FALLS CITY — Water bills in Falls City will increase by $1.75 to pay for maintenance on backflow devices installed to prevent contamination in the water system.
Mayor Terry Ungricht wrote in a memo to the Falls City City Council that at the time they were installed, the council believed they would be required by law.
They were installed on each hookup in the city, but as it turns out, regulations didn’t require them. Ungricht said now that they are installed, the city has an obligation to test them yearly.
In 2013, the city approved a contract to have them tested. Under the contract, testing was paid for, not replacement if the devices failed. That is the responsibility of the customer. To pay for the contract, the city added a $2.25 per account charge.
With the inspection fees expiring in June 2018, the city decided to look at different ways to handle the backflow device issue. Three options were presented to the city’s Public Work Committee.
The first was to pull the devices when they failed.
“The purpose of the backflow device is to prevent contamination to the system, but also protects when there is a water loss in the system,” Ungricht noted in the memo. “If the line that services the pressure to your house fails, it would drain the water out of your pipes and have a big chance of burning out your water heater.”
The committee decided that wasn’t an acceptable option.
The second option was to add another maintenance fee for the devices.
The third is to have the city take ownership of the backflow devices, drop the $2.25 fee for the testing contract, but add $4 to the base rate to cover the cost of testing and replacing units that fail.
The committee recommended the third option, and the city council approved the change at its Oct. 12 meeting.
According to the city’s testing contractor, about 20 devices may need to be replaced. Ungricht said that would cost customers about $250 for the device, plus the cost of having a plumber install it.

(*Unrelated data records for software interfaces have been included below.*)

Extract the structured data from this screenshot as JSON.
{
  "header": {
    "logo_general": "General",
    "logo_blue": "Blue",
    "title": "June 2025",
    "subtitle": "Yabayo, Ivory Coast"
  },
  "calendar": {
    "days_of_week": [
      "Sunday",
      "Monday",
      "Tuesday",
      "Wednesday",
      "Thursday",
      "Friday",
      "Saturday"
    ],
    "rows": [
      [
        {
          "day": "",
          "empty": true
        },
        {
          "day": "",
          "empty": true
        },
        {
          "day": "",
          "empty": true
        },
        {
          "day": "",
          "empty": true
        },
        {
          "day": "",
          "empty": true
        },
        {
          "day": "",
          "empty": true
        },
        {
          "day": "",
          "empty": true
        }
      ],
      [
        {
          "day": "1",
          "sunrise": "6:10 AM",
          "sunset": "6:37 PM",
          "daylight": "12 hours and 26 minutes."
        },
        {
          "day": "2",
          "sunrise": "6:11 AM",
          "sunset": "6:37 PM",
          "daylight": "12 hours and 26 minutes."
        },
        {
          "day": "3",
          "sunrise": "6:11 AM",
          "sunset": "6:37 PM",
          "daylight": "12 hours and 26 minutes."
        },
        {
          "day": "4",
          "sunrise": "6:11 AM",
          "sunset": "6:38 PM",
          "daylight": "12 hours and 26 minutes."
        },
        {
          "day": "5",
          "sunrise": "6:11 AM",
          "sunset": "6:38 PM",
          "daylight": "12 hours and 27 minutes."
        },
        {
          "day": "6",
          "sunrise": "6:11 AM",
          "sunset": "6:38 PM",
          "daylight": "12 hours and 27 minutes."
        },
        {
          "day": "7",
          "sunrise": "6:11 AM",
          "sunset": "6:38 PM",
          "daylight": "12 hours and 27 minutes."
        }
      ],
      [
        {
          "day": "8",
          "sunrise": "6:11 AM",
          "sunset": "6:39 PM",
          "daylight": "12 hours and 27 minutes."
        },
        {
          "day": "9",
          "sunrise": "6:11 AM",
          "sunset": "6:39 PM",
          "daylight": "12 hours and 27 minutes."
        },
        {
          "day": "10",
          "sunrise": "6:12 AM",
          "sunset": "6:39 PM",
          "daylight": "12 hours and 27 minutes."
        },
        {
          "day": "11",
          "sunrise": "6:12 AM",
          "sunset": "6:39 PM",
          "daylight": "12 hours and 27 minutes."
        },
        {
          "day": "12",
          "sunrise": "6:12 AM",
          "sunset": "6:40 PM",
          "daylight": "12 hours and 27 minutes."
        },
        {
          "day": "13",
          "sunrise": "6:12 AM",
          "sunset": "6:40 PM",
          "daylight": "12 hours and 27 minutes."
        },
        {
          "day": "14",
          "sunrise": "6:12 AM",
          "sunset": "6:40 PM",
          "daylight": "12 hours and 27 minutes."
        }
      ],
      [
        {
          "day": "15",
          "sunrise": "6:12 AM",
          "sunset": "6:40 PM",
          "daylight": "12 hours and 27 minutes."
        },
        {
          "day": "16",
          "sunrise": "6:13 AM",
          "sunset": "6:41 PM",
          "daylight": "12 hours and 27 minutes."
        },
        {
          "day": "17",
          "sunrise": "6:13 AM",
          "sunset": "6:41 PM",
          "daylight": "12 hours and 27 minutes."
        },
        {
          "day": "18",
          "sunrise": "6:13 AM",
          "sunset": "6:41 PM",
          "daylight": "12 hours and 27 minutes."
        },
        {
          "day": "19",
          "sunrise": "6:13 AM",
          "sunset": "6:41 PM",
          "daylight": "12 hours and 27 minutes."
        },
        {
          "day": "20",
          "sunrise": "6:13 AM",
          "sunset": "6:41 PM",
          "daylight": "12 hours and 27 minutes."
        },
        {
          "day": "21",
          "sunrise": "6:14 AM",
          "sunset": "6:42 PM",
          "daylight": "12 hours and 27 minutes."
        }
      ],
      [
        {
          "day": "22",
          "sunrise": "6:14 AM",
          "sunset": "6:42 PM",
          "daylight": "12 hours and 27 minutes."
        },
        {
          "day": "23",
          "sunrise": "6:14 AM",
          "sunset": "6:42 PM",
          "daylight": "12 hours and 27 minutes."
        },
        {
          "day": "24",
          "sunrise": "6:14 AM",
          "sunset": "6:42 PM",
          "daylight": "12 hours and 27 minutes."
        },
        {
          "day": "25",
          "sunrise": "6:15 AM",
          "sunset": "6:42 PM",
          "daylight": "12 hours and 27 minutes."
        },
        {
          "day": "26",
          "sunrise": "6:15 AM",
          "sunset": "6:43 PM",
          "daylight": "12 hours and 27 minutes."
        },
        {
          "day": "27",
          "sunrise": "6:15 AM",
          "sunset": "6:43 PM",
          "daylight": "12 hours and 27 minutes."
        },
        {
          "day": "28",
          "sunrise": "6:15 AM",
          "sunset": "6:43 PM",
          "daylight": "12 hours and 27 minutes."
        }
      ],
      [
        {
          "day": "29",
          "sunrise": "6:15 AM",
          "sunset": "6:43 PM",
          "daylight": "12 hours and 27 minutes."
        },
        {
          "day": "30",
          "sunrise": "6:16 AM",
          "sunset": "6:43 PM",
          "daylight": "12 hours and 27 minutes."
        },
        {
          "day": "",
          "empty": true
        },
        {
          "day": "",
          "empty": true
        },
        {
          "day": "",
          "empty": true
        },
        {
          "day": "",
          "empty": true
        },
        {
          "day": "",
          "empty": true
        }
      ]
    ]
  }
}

“This could create a real hardship for some of our utility customers,” Ungricht said.